Dr. Joneigh Khaldun, the state’s chief medical executive, said the number of new cases have hit a plateau.
“Social distancing is our best weapon to defeat this enemy,” Whitmer said. “With new COVID-19 cases leveling off, however, we are lifting some of the restrictions put in place in the previous order.”
Under the new order, people are required to wear homemade face masks any time they are in enclosed public spaces, and employers must provide at least cloth face coverings for their employees.
No one will be subject to criminal penalty for failing to wear a mask, but businesses can refuse service to customers who do not have their face covered.
Whitmer said the masks are one of the restrictions that need to remain in place to prevent a second spike in cases.
“I want to be crystal clear: the overarching message today is still the same,” Whitmer said. “We must all do our part by staying home and staying safe as much as possible.”
Under the new order, people will be allowed to golf or motorboat as long as social distancing measures are followed.
Traveling between residences in the state–banned under the previous order–is now allowed, but strongly discouraged, Whitmer said.
Retailers who don’t sell essential supplies can reopen for curbside pick-up and delivery, while large stores can reopen their garden centers and other closed areas.
The new order also allows landscapers, lawn-service companies and nurseries to resume their operations.
Whitmer said her administration will closely monitor the effect of the relaxed restrictions.
“We will consider this the preliminary stage of economic reengagement,” Whitmer said. “We will make informed decisions in the coming days about potential further economic re-engagement.”
If the number of new cases continue to decline, Whitmer said restrictions could be relaxed further.
But if they start to rise again, Whitmer said we may need to go back to a more restrictive stay-at-home order.
”It depends on you,” Whitmer said. “If we continue to see our numbers decline, we can responsibly consider additional steps we can take. If we see an increase, we may have to be nimble enough to go backward on occasion. My fervent hope is that people still take this incredibly seriously.”
Whitmer said the actions are in close alignment with those taken by Illinois Gov. JB Pritzker, Ohio Gov. Mike DeWine, Wisconsin Gov. Tony Evers, Minnesota Gov. Tim Walz, Indiana Gov. Eric Holcomb and Kentucky Gov. Andy Beshear, who are coordinating their efforts to reopen their states’ respective economies.
Whitmer previewed earlier this week some of the factors she will consider when determining which sectors of the economy can reopen first and some restrictions that may be placed on the businesses when they do reopen.
Whitmer said she will continue communicating her plans for reopening the economy in the coming days.
Even when more sectors of the economy do start reopening, Khaldun said it will be a long time before things truly go back to normal.

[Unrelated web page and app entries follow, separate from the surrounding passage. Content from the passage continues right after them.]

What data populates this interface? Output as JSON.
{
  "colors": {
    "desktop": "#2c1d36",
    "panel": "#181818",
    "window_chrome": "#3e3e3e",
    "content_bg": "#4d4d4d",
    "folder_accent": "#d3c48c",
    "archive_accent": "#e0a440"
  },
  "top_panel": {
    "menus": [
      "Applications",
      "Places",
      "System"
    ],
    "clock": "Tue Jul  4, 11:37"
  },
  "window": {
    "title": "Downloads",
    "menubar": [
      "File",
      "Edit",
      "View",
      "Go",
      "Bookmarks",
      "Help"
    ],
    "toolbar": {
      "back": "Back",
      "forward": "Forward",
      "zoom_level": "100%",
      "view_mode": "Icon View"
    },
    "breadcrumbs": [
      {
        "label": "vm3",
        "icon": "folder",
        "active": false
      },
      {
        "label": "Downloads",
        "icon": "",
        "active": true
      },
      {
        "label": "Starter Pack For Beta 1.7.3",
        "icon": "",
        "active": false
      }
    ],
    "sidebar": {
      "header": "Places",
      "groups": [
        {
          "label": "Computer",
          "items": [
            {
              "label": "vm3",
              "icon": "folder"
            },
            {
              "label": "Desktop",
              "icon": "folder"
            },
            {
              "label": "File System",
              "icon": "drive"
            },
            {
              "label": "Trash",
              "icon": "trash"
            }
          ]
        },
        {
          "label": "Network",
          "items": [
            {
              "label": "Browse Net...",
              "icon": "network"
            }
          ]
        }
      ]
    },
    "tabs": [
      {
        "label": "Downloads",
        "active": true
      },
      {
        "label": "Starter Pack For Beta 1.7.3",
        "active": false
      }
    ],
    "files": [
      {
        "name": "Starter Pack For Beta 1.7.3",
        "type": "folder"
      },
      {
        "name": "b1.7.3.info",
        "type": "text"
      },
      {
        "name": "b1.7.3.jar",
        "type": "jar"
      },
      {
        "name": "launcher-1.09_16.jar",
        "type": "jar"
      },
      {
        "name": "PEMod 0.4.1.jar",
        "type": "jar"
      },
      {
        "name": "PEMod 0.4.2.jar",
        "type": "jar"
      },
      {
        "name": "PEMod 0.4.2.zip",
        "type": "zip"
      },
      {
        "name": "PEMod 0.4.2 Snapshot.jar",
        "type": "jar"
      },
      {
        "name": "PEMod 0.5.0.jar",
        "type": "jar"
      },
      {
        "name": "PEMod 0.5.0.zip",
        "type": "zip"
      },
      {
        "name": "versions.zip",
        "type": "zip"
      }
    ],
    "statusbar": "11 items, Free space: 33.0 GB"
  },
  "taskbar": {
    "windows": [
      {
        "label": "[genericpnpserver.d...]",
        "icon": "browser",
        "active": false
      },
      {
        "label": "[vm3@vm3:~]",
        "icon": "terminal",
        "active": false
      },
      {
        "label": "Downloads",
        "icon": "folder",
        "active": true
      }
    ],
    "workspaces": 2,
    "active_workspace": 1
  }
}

“We have to keep in mind that it may take as long as 18 months for a vaccine to be developed for COVID-19 and we still don’t have the antibiotic treatments for this disease,” Khaldun said. “So, life in the foreseeable future will not go back exactly to what it was before COVID-19. This is truly going to be a marathon and not a sprint.”

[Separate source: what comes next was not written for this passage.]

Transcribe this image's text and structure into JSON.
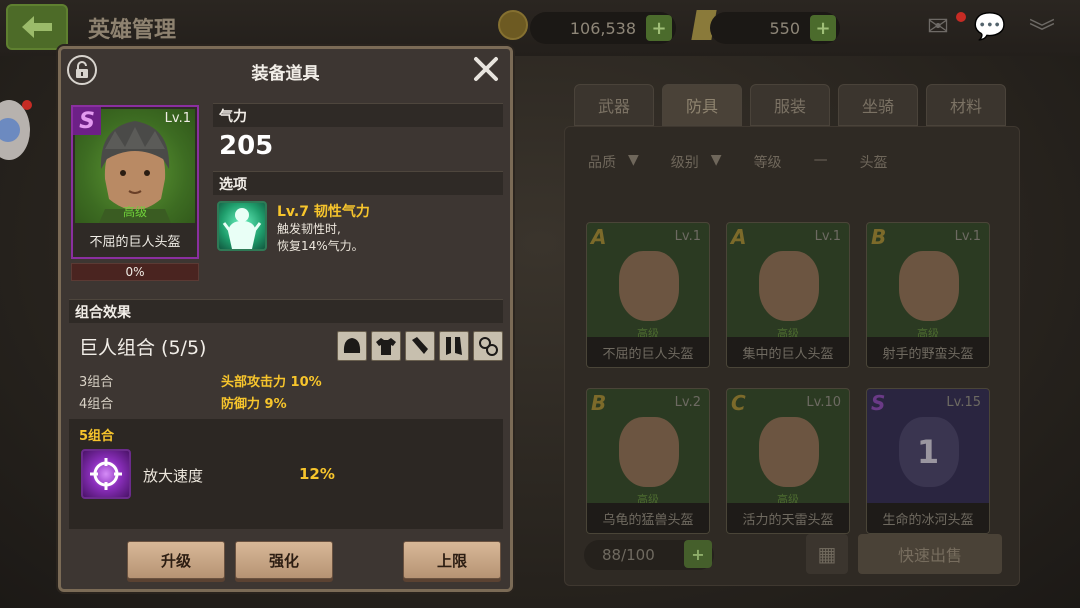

Michigan had 35,291 confirmed cases of COVID-19 in the state Monday, and 2,977 people have died from the virus.
Of the confirmed cases, 1,387 are in Genesee County, and 144 people in the county have died from the virus.